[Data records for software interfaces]
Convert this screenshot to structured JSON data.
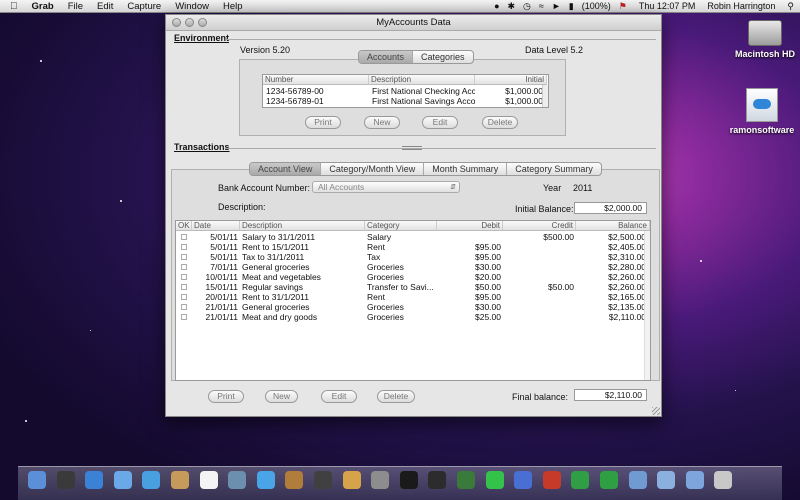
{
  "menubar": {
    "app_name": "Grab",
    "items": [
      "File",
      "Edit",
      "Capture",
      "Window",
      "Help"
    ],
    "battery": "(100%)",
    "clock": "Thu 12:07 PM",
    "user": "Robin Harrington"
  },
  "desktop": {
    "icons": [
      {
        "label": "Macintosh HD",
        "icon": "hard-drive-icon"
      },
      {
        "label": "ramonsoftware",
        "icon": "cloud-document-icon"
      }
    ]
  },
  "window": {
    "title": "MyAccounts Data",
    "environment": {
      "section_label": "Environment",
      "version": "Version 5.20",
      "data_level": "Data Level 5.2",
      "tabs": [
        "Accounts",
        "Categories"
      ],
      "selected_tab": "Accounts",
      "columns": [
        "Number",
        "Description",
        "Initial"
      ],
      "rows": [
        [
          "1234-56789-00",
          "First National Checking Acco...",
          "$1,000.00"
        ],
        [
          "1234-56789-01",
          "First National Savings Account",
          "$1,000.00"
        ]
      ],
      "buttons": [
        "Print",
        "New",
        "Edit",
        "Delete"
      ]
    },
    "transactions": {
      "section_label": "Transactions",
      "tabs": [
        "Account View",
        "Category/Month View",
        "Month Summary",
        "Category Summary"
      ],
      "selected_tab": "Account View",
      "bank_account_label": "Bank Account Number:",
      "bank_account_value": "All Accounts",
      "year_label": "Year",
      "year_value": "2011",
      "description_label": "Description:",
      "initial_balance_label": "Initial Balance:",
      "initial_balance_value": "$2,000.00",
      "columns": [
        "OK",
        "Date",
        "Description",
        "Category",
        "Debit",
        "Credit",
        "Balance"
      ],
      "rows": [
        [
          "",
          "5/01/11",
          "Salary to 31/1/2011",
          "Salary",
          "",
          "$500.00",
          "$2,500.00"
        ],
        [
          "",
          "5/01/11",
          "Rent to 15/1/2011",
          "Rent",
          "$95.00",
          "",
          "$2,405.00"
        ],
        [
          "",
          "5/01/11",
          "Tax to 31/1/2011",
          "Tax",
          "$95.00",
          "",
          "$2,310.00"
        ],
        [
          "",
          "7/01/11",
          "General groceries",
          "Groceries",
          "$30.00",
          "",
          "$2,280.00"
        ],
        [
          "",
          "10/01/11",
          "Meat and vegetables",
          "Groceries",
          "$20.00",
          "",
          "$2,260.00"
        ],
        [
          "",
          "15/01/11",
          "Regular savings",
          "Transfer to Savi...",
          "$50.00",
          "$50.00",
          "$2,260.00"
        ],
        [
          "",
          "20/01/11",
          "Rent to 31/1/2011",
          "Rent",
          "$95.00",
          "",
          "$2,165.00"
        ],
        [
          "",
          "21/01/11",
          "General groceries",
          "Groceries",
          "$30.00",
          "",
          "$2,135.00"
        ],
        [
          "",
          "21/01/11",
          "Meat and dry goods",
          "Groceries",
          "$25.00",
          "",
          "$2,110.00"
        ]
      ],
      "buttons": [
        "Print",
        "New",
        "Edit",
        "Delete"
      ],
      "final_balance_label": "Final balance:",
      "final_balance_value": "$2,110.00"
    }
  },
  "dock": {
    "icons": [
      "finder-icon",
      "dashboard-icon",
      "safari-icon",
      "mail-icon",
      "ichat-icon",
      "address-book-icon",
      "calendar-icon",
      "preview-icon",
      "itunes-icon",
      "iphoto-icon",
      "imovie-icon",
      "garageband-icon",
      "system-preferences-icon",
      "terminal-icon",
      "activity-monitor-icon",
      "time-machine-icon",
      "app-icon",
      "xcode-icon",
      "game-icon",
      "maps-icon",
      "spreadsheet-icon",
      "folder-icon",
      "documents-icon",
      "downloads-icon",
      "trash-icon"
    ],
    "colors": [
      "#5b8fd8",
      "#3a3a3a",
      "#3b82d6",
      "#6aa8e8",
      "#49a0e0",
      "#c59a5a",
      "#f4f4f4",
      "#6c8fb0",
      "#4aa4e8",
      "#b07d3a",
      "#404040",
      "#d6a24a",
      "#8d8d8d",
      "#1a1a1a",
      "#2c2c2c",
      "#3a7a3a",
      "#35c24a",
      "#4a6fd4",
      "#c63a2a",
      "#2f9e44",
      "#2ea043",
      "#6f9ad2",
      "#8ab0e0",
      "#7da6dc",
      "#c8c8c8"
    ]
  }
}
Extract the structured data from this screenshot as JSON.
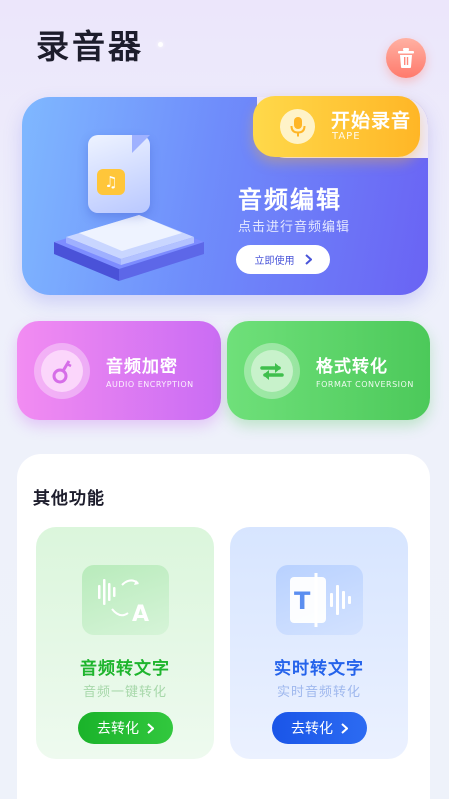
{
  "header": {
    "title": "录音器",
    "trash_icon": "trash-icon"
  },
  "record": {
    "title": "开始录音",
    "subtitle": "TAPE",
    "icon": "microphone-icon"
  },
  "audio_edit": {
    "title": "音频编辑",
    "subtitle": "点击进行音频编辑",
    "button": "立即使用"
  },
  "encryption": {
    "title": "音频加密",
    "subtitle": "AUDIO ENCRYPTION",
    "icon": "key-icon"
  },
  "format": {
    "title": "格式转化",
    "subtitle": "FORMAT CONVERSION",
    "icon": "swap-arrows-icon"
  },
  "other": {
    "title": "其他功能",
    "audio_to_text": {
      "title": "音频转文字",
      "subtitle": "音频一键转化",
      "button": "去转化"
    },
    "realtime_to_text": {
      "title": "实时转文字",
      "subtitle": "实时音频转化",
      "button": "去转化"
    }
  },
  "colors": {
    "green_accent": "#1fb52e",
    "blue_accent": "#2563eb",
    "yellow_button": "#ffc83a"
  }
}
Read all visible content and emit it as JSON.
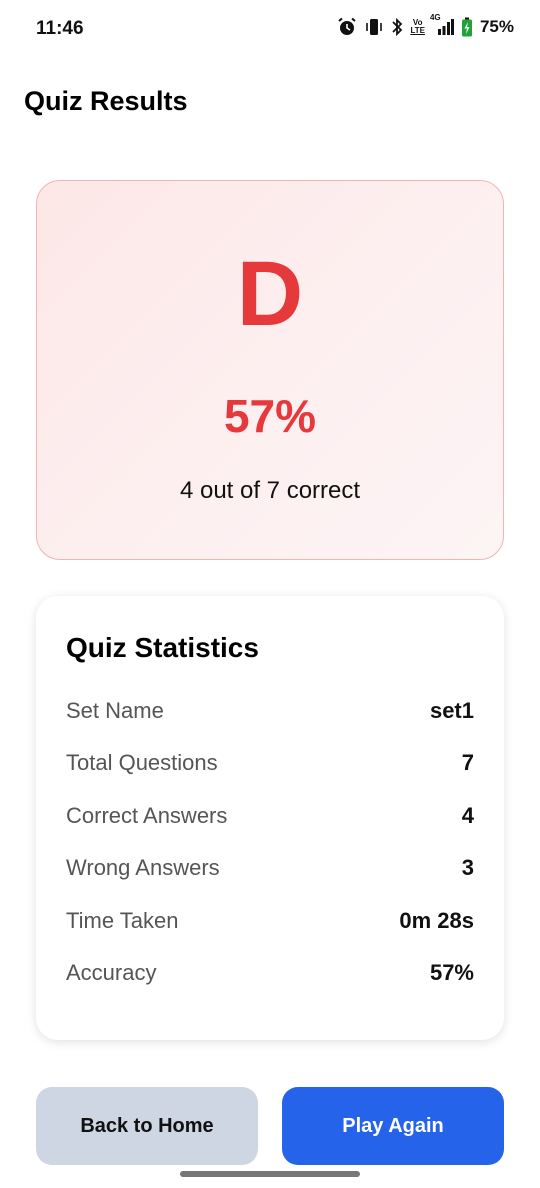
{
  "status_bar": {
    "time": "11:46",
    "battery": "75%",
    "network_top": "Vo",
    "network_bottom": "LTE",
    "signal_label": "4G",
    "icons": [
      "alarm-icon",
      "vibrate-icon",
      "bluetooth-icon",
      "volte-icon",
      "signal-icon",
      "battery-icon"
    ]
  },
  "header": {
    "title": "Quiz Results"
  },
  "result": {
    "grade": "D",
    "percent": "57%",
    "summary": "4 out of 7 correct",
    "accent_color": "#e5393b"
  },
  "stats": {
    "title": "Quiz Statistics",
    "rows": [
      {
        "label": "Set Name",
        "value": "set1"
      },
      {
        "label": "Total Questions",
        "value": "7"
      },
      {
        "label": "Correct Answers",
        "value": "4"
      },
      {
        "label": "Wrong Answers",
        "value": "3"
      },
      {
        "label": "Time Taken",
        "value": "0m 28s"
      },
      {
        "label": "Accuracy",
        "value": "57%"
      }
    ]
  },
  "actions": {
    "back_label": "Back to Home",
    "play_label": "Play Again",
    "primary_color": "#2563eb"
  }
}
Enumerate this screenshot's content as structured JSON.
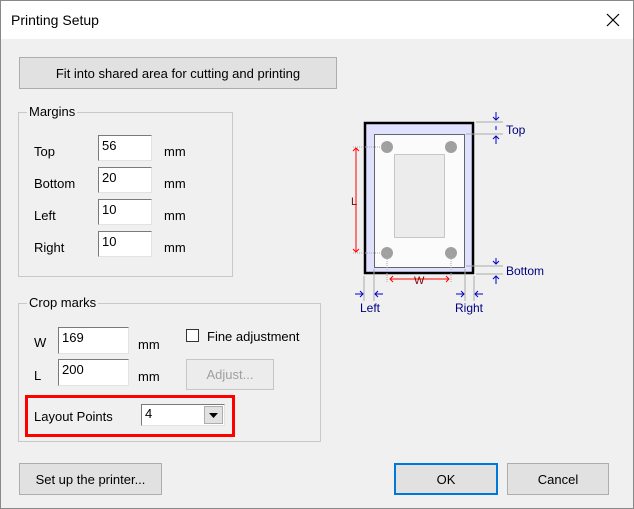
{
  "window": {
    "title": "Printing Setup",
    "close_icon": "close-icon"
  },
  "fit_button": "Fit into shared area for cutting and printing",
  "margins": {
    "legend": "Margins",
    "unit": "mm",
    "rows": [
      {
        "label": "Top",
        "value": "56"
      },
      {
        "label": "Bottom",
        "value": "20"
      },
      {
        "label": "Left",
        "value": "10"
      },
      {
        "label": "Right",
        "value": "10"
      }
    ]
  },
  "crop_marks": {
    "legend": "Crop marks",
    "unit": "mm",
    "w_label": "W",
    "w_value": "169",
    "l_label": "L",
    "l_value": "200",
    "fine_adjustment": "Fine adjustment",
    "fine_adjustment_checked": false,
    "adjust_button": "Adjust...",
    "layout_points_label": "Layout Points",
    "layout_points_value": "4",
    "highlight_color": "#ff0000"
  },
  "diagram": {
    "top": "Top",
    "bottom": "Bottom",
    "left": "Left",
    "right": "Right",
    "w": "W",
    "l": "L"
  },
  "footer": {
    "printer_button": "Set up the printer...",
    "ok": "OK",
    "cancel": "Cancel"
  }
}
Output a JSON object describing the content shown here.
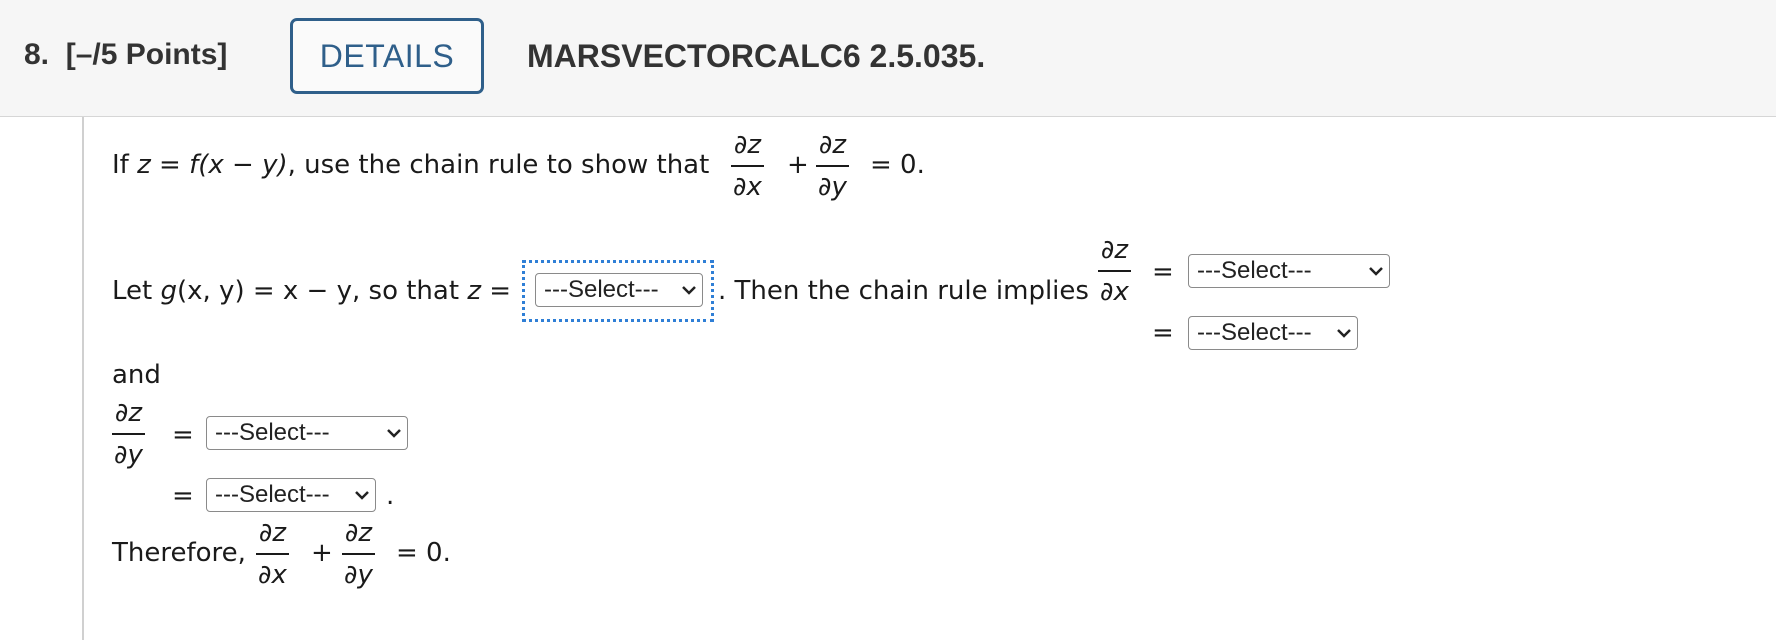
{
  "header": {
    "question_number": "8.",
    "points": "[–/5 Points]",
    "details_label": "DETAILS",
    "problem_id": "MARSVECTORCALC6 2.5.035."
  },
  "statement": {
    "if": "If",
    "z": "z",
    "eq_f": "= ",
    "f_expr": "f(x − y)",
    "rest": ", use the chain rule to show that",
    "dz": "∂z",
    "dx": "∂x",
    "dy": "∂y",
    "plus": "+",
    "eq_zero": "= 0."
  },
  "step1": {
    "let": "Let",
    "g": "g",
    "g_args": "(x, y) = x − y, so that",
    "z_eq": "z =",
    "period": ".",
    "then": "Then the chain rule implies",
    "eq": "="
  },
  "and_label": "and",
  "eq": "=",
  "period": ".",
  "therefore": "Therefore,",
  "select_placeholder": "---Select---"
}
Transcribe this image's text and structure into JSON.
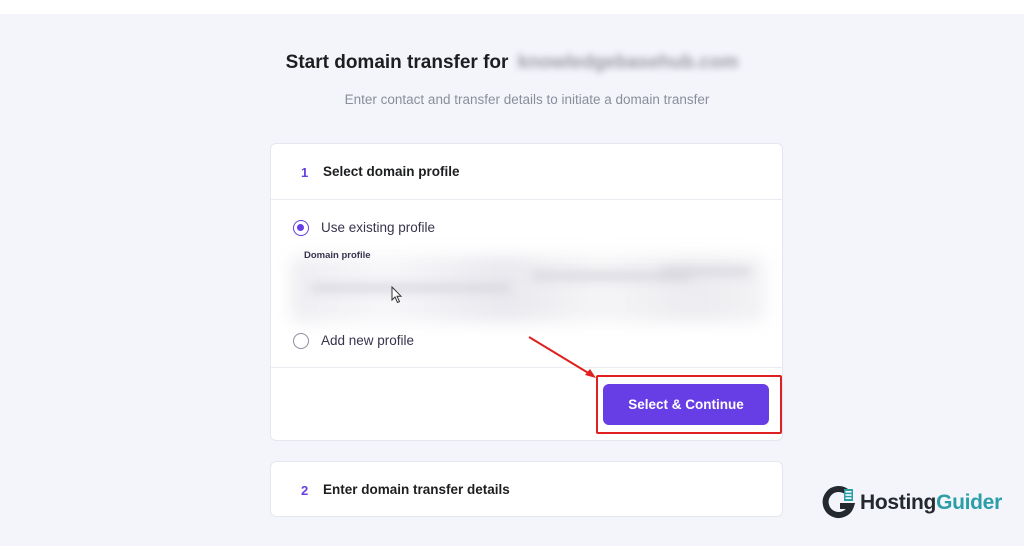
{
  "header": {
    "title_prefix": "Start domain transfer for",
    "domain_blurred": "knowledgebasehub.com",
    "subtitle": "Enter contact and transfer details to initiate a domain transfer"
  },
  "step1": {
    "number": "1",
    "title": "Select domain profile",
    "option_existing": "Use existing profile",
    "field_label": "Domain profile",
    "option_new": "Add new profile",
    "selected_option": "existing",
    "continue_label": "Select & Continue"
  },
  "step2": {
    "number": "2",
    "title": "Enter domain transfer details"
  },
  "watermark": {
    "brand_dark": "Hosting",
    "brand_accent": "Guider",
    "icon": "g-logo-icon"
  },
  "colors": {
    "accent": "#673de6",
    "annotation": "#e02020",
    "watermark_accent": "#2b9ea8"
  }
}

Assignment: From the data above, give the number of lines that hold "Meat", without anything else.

Solution: 2